At Forward Operating Base Warhorse, Reppenhagen and his fellow soldiers encountered a five-ton truck stacked with large cardboard boxes. They began to unload the truck and open the boxes. There were maybe 50 soccer balls in each box. But the balls had not been inflated. They were all flat. Reppenhagen scoured the boxes. No pumps. What was worse, nobody had bothered to pack the needles to inflate the balls.No problem right? Just go to the engineers and mechanics who have pumps ... right? After all, the U.S. military with a $600 billion plus budget ought to be able to pump up a few soccer balls ... right?
"They tried to pump them up with tire pumps," Reppenhagen said. But the mechanics had the equipment to inflate Humvee tires, not soccer balls.Uh oh. What now? Sheesh, the commander-in-chief is a bicycle rider, don't you think he could spare a few pumps?
Frustrated, the soldiers asked their commanding officers what to do. [probably their biggest mistake] None were sure. They kept calling their own superiors. Cassidy suggested that they order pumps and needles, which would arrive in about two weeks.

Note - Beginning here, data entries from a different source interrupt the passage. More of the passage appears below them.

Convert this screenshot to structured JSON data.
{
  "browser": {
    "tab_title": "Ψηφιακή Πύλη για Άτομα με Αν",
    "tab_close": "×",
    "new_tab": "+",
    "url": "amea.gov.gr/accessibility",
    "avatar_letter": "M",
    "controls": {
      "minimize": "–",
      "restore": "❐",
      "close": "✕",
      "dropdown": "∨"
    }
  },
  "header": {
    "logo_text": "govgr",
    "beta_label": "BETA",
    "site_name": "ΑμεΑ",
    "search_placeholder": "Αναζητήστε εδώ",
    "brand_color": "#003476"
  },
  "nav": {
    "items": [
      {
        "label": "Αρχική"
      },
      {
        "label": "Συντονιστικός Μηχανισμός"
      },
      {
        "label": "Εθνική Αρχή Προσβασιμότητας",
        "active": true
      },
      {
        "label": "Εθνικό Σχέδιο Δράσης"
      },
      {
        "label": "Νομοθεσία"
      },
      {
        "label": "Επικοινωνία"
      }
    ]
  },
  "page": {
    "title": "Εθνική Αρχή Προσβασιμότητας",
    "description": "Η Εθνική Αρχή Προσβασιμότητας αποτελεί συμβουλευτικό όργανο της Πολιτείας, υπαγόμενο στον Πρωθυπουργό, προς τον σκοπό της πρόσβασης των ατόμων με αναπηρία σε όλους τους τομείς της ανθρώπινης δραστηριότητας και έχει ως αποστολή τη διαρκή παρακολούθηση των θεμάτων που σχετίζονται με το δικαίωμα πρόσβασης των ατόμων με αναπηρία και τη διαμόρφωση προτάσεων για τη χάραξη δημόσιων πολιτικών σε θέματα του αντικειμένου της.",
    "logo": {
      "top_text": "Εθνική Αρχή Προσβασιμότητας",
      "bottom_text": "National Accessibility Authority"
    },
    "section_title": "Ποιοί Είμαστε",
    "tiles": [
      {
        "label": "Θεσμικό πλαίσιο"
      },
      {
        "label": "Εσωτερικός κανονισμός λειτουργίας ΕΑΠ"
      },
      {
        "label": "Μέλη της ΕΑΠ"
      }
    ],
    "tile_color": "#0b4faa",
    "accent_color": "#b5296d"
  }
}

The battalion colonel quickly tired of the whole discussion and said he wasn't about to requisition soccer ball pumps. "He decided this was a waste of time," Cassidy said. "His thought was, 'Iraqis should be grateful.' Not, 'They will be grateful' -- 'They should be.'" Finally, the lieutenant commanded the troops to deliver the balls to the children. "He was pretty much like, 'Shut up and hand out these soccer balls,'" Reppenhagen said.Being good soldiers, they did just that going through the streets and tossing out flat soccer balls to the kids .... hundreds of em'.
When the Humvees began to retrace their route back to the base, the futility of the operation was becoming painfully clear. "Kids were wearing these soccer balls as hats," Reppenhagen said. "They were kicking them around. They were in trees. They were floating in canals. They were everywhere. There were so many soccer balls."When an army spokesman was asked about the incident, he had this to say:
"America is filled with veterans who know that this comic view of soldiers dumbly following orders is completely without basis and almost laughable in its propagation of stereotype," Kubik wrote. "Soldiers are Americans, not automatons." He added: "To focus on the air in the balls, or lack thereof, undermines the American spirit of generosity and completely misses the point of giving."I think that sums up the whole experience. Or maybe the American soldier who was frustrated by the whole thing while trying to do the right thing sums it up the best:
"On the way back, kids were throwing rocks at us," he said. "I assumed it was because we gave them deflated soccer balls. Maybe if we had given them inflated soccer balls, they would have been out playing soccer."
I'm a very lucky person with every allergy known to man but still happy to be enjoying a wonderful life living in the best place in the world!